[Start of section]

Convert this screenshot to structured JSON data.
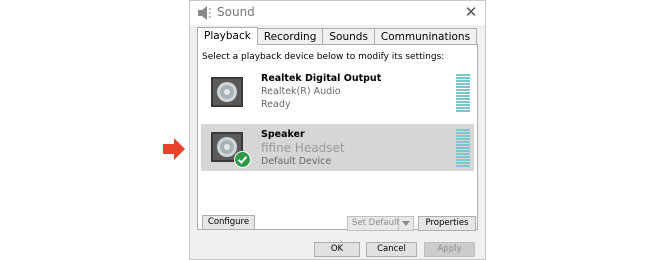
{
  "window": {
    "title": "Sound",
    "icon": "speaker-icon",
    "close_icon": "close-icon"
  },
  "tabs": [
    {
      "label": "Playback",
      "active": true
    },
    {
      "label": "Recording",
      "active": false
    },
    {
      "label": "Sounds",
      "active": false
    },
    {
      "label": "Communinations",
      "active": false
    }
  ],
  "instruction": "Select a playback device below to modify its settings:",
  "devices": [
    {
      "name": "Realtek Digital Output",
      "driver": "Realtek(R) Audio",
      "status": "Ready",
      "selected": false,
      "default_badge": false
    },
    {
      "name": "Speaker",
      "driver": "fifine Headset",
      "status": "Default Device",
      "selected": true,
      "default_badge": true
    }
  ],
  "panel_buttons": {
    "configure": "Configure",
    "set_default": "Set Default",
    "properties": "Properties"
  },
  "footer": {
    "ok": "OK",
    "cancel": "Cancel",
    "apply": "Apply"
  },
  "colors": {
    "annotation_arrow": "#e8412c",
    "meter": "#7ec6cf",
    "check_badge": "#2e9a47",
    "selection": "#d6d6d6"
  }
}
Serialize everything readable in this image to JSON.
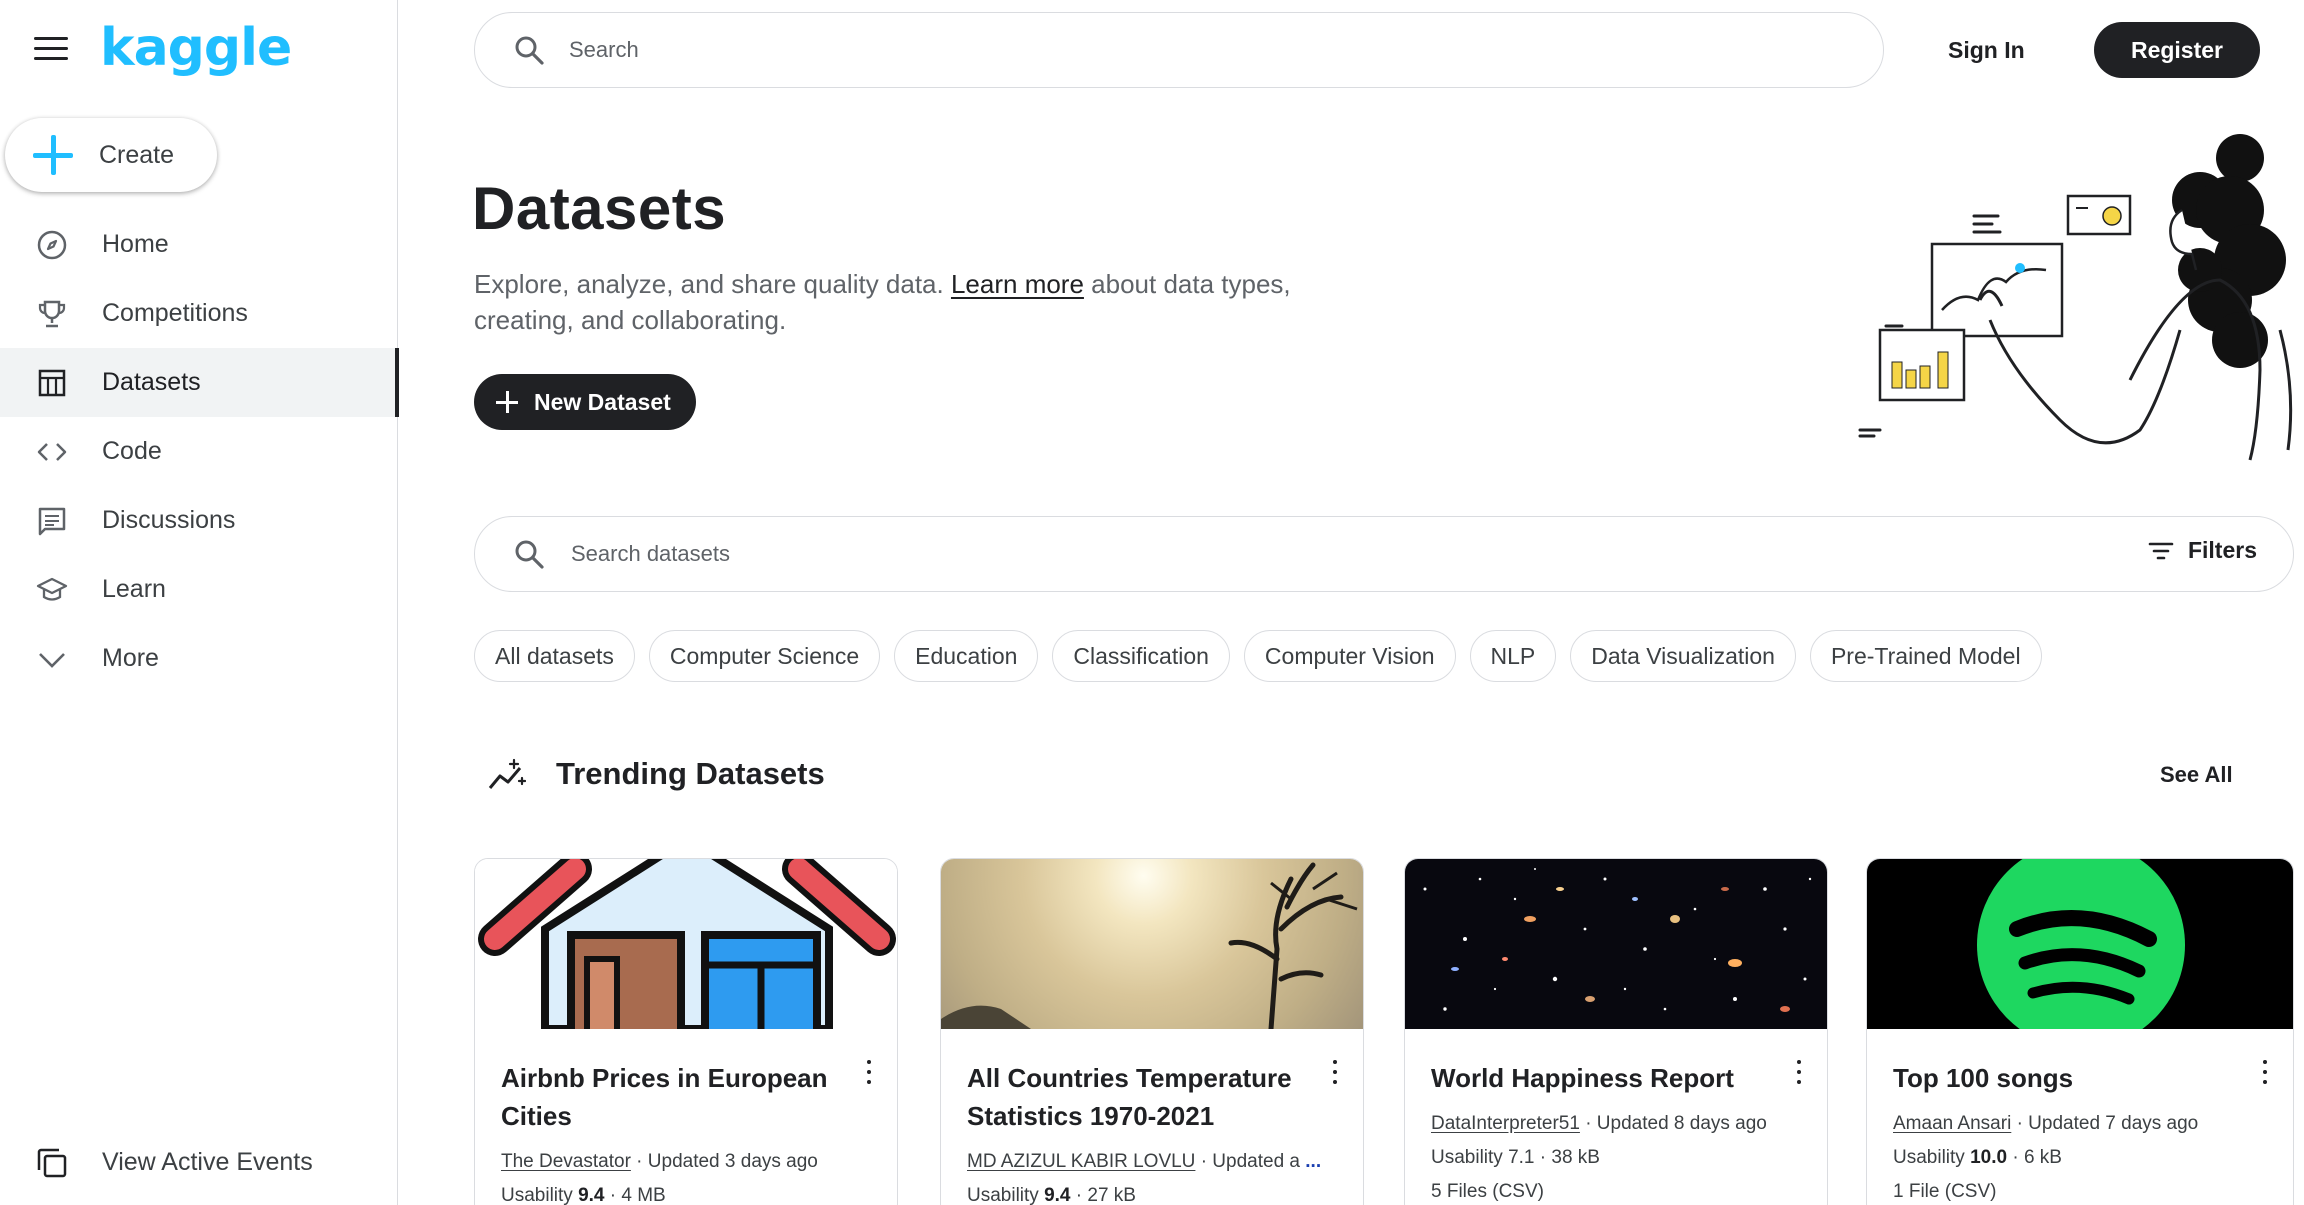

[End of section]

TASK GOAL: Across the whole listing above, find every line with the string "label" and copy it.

EXERCISE RESULT:
      "label": "Playback",
      "label": "Recording",
      "label": "Sounds",
      "label": "Communinations",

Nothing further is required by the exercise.